▸ EXERCISE:
Your task is to copy each line of the records that includes the string "data".

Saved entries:
......

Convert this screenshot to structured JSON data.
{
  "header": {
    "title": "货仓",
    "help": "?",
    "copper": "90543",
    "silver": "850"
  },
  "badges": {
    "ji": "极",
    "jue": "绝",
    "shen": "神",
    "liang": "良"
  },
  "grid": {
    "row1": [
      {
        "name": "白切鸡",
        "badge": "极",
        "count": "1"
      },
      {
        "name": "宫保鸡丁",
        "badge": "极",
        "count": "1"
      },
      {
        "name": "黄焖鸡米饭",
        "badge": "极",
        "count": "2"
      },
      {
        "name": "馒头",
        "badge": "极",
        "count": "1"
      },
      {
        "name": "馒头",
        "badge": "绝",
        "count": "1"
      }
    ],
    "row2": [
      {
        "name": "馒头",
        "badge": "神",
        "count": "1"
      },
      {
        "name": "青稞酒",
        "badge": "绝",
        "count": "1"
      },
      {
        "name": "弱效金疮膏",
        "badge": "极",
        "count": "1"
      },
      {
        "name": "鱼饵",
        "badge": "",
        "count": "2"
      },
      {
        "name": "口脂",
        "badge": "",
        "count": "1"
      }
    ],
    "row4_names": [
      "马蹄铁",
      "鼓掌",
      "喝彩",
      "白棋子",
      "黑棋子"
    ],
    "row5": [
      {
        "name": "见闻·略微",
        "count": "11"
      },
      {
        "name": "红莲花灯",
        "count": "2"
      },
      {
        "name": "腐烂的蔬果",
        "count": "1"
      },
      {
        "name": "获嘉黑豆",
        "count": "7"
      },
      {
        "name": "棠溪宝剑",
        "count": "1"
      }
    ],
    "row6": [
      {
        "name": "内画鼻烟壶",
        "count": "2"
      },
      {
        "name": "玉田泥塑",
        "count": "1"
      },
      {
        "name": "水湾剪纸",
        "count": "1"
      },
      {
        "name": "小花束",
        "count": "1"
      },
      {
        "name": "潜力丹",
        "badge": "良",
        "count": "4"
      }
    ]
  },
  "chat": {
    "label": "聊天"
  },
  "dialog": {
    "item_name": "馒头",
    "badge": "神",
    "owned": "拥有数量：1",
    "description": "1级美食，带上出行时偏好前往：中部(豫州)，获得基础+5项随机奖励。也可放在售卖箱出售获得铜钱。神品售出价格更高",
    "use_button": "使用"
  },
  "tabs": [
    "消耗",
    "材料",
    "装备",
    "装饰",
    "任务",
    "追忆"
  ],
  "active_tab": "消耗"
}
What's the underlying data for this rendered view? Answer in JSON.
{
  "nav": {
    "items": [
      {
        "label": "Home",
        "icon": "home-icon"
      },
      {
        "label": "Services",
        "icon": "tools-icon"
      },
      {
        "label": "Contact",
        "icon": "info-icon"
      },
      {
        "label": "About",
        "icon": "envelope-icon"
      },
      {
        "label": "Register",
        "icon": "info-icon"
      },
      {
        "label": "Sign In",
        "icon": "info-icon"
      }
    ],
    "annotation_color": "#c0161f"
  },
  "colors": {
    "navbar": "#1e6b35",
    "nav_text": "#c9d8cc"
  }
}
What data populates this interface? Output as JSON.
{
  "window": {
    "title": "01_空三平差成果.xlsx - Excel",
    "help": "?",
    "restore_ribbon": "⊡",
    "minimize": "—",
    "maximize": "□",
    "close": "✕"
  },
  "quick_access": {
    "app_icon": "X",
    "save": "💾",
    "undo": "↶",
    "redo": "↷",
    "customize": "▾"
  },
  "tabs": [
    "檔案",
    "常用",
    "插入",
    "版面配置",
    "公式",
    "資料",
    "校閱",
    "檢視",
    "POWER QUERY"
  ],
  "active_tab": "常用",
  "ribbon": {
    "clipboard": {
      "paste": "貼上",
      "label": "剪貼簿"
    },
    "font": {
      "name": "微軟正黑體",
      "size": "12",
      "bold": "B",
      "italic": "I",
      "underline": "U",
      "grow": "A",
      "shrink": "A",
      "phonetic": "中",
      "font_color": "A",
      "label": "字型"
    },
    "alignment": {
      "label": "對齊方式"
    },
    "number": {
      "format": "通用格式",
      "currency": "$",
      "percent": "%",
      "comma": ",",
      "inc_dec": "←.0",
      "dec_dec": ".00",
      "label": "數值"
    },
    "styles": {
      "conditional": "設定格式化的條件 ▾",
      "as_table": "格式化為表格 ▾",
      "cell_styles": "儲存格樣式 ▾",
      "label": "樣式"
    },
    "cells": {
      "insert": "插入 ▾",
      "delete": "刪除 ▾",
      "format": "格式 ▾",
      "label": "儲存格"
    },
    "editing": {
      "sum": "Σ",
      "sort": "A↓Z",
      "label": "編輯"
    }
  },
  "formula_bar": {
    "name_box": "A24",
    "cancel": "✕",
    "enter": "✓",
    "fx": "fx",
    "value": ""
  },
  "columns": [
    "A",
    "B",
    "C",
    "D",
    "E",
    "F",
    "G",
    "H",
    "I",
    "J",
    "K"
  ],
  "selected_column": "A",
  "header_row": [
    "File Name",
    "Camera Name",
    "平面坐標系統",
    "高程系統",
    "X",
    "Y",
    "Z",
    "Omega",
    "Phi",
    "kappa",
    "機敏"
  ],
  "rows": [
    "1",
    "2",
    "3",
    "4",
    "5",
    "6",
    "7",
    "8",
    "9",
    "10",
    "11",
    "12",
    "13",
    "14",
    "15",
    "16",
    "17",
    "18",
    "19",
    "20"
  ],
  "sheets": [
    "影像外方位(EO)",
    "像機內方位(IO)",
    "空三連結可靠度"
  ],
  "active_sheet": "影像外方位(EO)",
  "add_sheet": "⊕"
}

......

▸ OUTPUT BELOW:
Convert this screenshot to structured JSON data.
What's the underlying data for this rendered view? Answer in JSON.
What data populates this interface? Output as JSON.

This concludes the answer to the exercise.